Freedom Discussions

How Many Bad Apples?

by Kaiser Leib, ZeroGov

“Fortunately,” he said, “that’s hardly a representative sample of American Law Enforcement, thank God.”

“How many bad apples does it take to spoil a bunch?” I asked.

From there, the conversation turned to the philosophical; absent our present justice and law enforcement system, how would we guarantee our safety from the evils of the world? This was as non-productive as may be imagined, and because my friend is a reasonable man, we agreed once again to disagree.

So I ask you, dear reader. How many bad apples does it take to spoil a bunch? How much infringement upon our rights, how much overstepping constitutional authority, how much outright brutality are we willing to tolerate from our designated protectors before it’s just not worth it any more?

In the aftermath of hurricane Katrina, firearms were confiscated by the New Orleans Police Department. This was an isolated incident, and the New Orleans PD does not represent American Law Enforcement in general. Most city police are dedicated and noble and would fight to protect the rights and lives of citizens.

During the Virginia Tech massacre, the equipped and trained officers did not enter Norris Hall until Cho had killed himself, frustrated by a barricade that students erected to keep him at bay. Officer safety is paramount, and it would have been dangerous for any one officer to enter the building in the presence of an active shooter without backup.

The Bureau of Alcohol, Tobacco and Firearms, tasked with preventing federal offenses related to firearms, encouraged firearms to be illegally sold and distributed to known criminals, resulting in the death of at least one Border Patrol agent and countless other human beings. But the present ATF is not representative of federal Law Enforcement agencies in general, and these abuses will die with that bureau.

In 1993, the FBI and the BATFE laid siege to and massacred a group of Seventh-Day Adventist heretics, for the crime of legally purchasing a variety of scary firearms. That was a different era, and the siege was the fault of Janet Reno, who is no longer Attorney General.

On May 5, 2011, officers from at least four Pima County police agencies unceremoniously executed Marine Corps veteran Jose Guerena, who has been found guilty of no crime, and whose work hours must have been well known to the police after their extensive investigation. But most of the United States is protected by better men than Pima County, whose officers may have done the right thing anyway, depending on the outcome of ongoing investigations.

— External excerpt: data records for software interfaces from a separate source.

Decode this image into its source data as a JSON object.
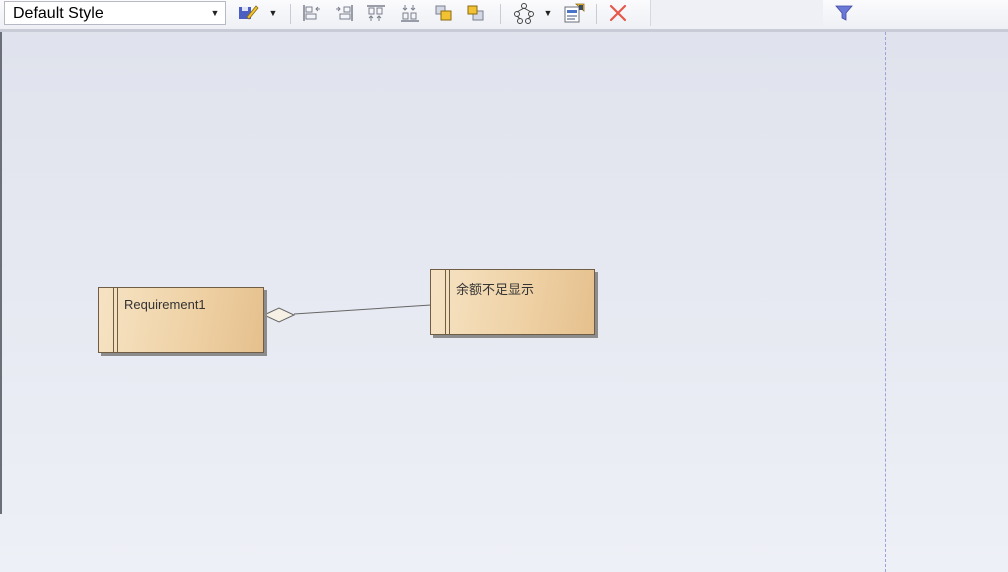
{
  "toolbar": {
    "style_value": "Default Style",
    "icons": [
      "dropdown-arrow",
      "save-style-icon",
      "align-left-icon",
      "align-right-icon",
      "align-top-icon",
      "align-bottom-icon",
      "bring-to-front-icon",
      "send-to-back-icon",
      "layout-icon",
      "properties-icon",
      "delete-icon",
      "filter-icon"
    ],
    "colors": {
      "delete": "#e8574a",
      "filter": "#6a78d8"
    }
  },
  "diagram": {
    "elements": [
      {
        "label": "Requirement1"
      },
      {
        "label": "余额不足显示"
      }
    ],
    "connector": "aggregation"
  }
}
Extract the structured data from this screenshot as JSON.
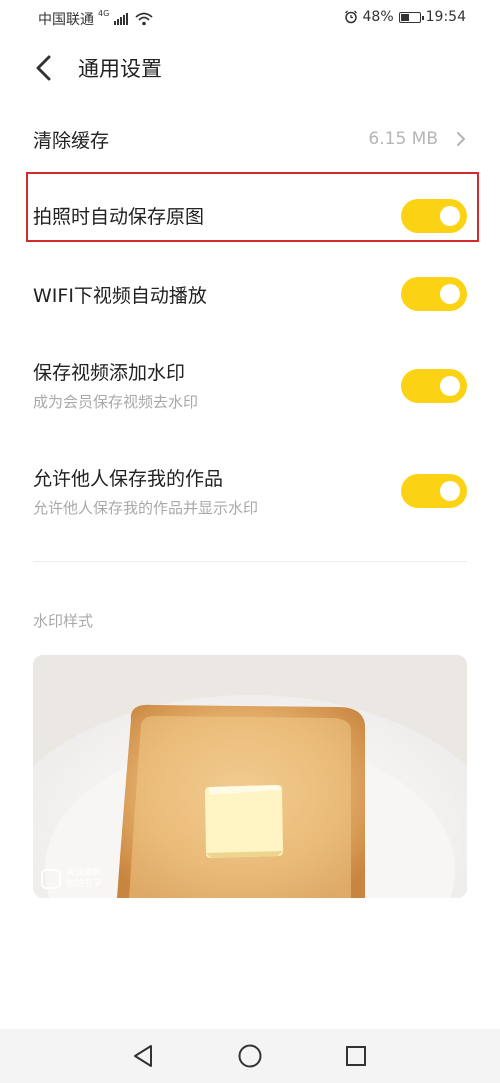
{
  "status_bar": {
    "carrier": "中国联通",
    "network": "4G",
    "battery_percent": "48%",
    "battery_level": 0.48,
    "time": "19:54"
  },
  "header": {
    "title": "通用设置",
    "back_icon": "chevron-left-icon"
  },
  "settings": {
    "clear_cache": {
      "label": "清除缓存",
      "value": "6.15 MB"
    },
    "auto_save_original": {
      "label": "拍照时自动保存原图",
      "enabled": true
    },
    "wifi_autoplay": {
      "label": "WIFI下视频自动播放",
      "enabled": true
    },
    "video_watermark": {
      "label": "保存视频添加水印",
      "subtitle": "成为会员保存视频去水印",
      "enabled": true
    },
    "allow_others_save": {
      "label": "允许他人保存我的作品",
      "subtitle": "允许他人保存我的作品并显示水印",
      "enabled": true
    }
  },
  "watermark_section": {
    "label": "水印样式",
    "preview_line1": "黄油相机",
    "preview_line2": "你的名字"
  },
  "nav_bar": {
    "back_icon": "triangle-back-icon",
    "home_icon": "circle-home-icon",
    "recents_icon": "square-recents-icon"
  },
  "colors": {
    "toggle_on": "#fbd314",
    "highlight": "#d32b2b"
  }
}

Every day, more stories like this play out, all across the country. Men and women sworn to serve and protect the citizens of this nation instead trample their inalienable rights and flaunt their authority at gunpoint, frequently protected by the Blue Code of Silence, the existence of which cannot be denied. Still, these are isolated incidents, and do not represent the bulk of police in this country. The cops I shoot with are good people and we have pleasant conversation, you understand. It is unfortunate that a few bad examples give the rest a bad name.

What I do not see is this: noble men, worthy of their charge, refusing to break the oaths they swore to defend those who can’t defend themselves. What I do not see is a single example of a police department defying any order on moral, constitutional or legal grounds. I do not see a single example of cops behaving in a fashion befitting the honor they claim, honor I wish they would earn. Perhaps I am wrong; perhaps someone can show me an overwhelming number of  counter-examples, and I will rejoice to see it. Until then I must view the police and all their activities with skepticism, and judge the merit of individual officers on a case-by-case basis.